Zechariah was a contemporary of and a coworker with the prophet Haggai. The focus of his preaching to God’s people was to exhort them to repent and remember the covenant they had with God, in preparation for the rebuilding of the temple. God presents Zechariah with a series of eight visions pertaining to Judah’s future. There is a strong theme of Messianic hope and prophecy in Zechariah’s writing, and he challenges his people to refrain from the sins that had caused their ancestors’ exile in Babylon.
Zechariah’s writing begins with the vision of a horseman patrolling the earth (1:7-11). While the colors of the horses mentioned in Revelation 6 signify distinct themes (bloodshed, death, etc.), it is not clear that the colors here have any particular significance; rather, what stands out is the fact that these horsemen represent God’s awareness of events in the world, and particularly events that impact Judah. Note the message in verses 14-15, that God is angry with the nations He had used to punish Judah, because they had gone beyond what He had authorized as punishment for Judah (cf. Jeremiah 50:11f.). Therefore, these nations are, in turn, to be brought down.
In the second vision (Zechariah 2), the outstanding thought is that Judah is the “apple of God’s eye,” and therefore He will protect and preserve the nation despite its small stature. Jerusalem (a metaphor for the entire nation) is to be “like villages without walls,” indicating that the Lord’s people would be safe and secure because He would be their “wall” (note verse 5). Because God had promised to dwell among His people, they would be able to rejoice and sing with joy, secure in the knowledge that they were safe because of His protection.
One of the most significant passages in Zechariah comes in chapter 6, as the prophet foretells the coming of a “ruling priest” (verses 12-14) called the “Branch.” He is to both build the “temple of the Lord,” and “rule on his throne.” This combination of priestly and kingly roles, along with the fact that Zerubbabel’s temple was even then being completed, shows plainly that Zechariah could not have referred here to any priest who would serve under the terms of Moses’ covenant (cf. Hebrews 8:4). The image here accords exactly, however, with the new testament’s image of the church as the kingdom of God (Colossians 1:13-18), and with Paul’s equating of the church with the temple of God (Ephesians 2:21).

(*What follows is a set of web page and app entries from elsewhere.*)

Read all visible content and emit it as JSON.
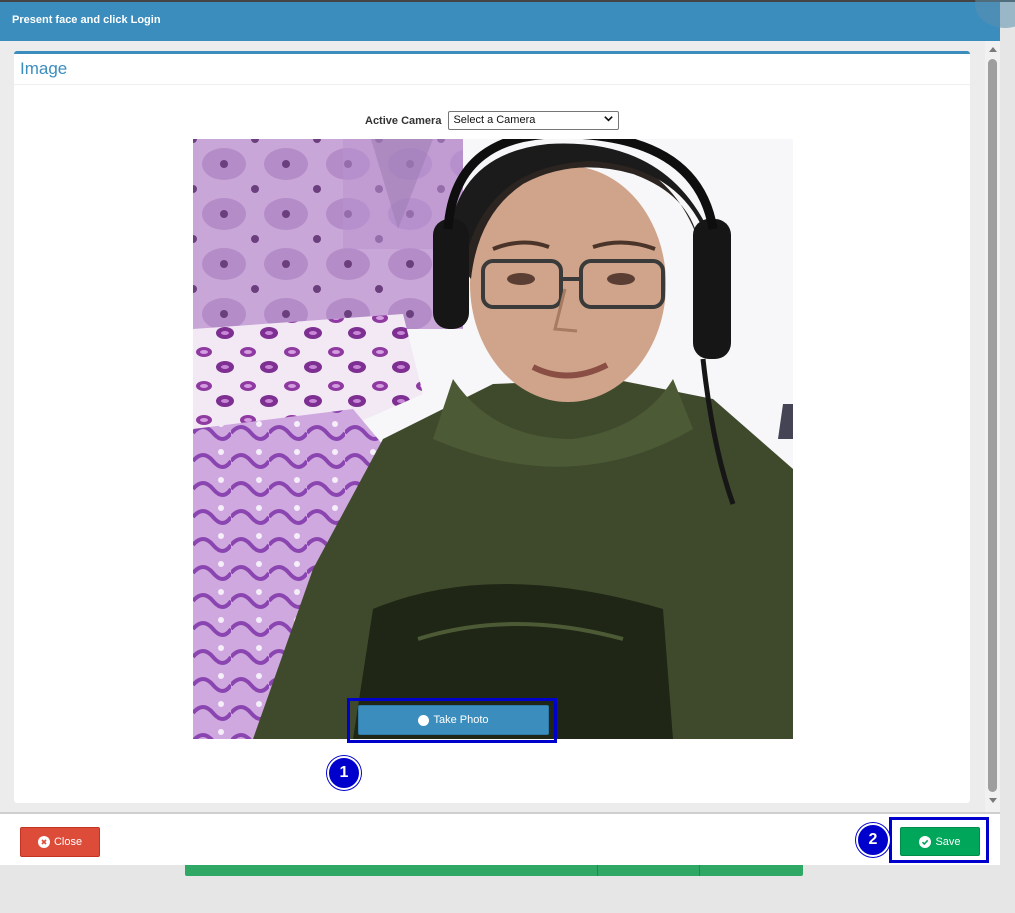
{
  "header": {
    "title": "Present face and click Login"
  },
  "panel": {
    "title": "Image"
  },
  "camera": {
    "label": "Active Camera",
    "selected": "Select a Camera"
  },
  "buttons": {
    "take_photo": "Take Photo",
    "close": "Close",
    "save": "Save"
  },
  "annotations": {
    "badge_1": "1",
    "badge_2": "2"
  },
  "colors": {
    "primary": "#3b8dbd",
    "danger": "#dd4b39",
    "success": "#00a65a",
    "annotation": "#0000cc"
  }
}
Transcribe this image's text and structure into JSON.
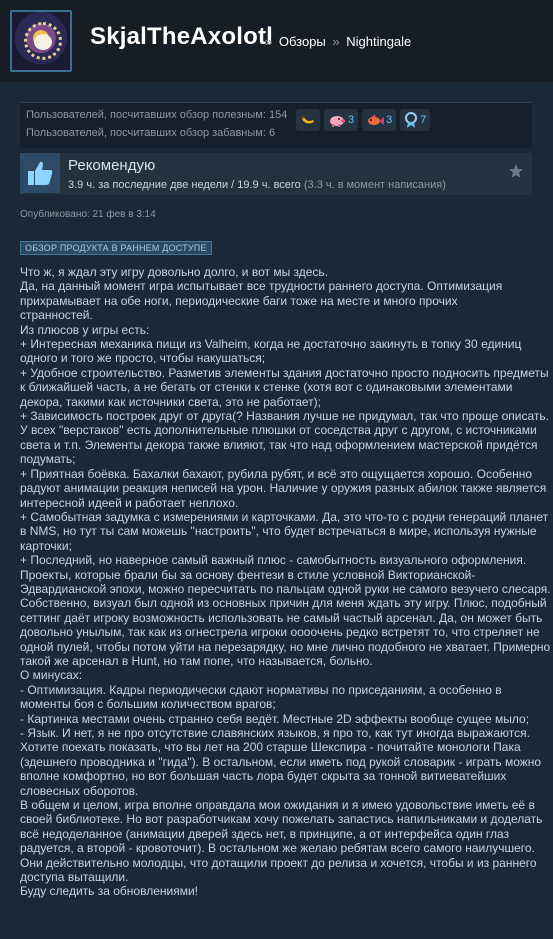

The latter chapters of Zechariah contain a number of messianic prophecies. In 9:9, we find a description of Jesus’ triumphant and kingly entry into Jerusalem (cf. Matthew 21:1-9). Chapter 11:12-13 anticipates the betrayal of the Lord by Judas Iscariot, the price he would be paid by the rulership of Judah, and the final disposition of the bribe they paid him for Jesus (cf. Matthew 26:15 & 27:3-9). In 12:10, Zechariah foretells the events of the day of Pentecost in Acts 2 –specifically the outpouring of the Holy Spirit –and the remorse of the apostles’ audience upon recognizing their own guilt in the crucifix-ion of Jesus (cf. Acts 2:2-4 & 37). The declaration of 13:1 presages the Lord’s announcement on the last day of the Feast of Tabernacles, concerning Himself as the Source of “living water” in John 7:37-38. Finally, in chapter 14:1-5 Zechariah describes the dispersion of Jewish Christians that would take place when God executed judgement against Jerusalem and Judea in the Roman conquest of 69-70 A.D., which corresponds to the Lord’s instructions to the disciples in Matthew 24:15-34.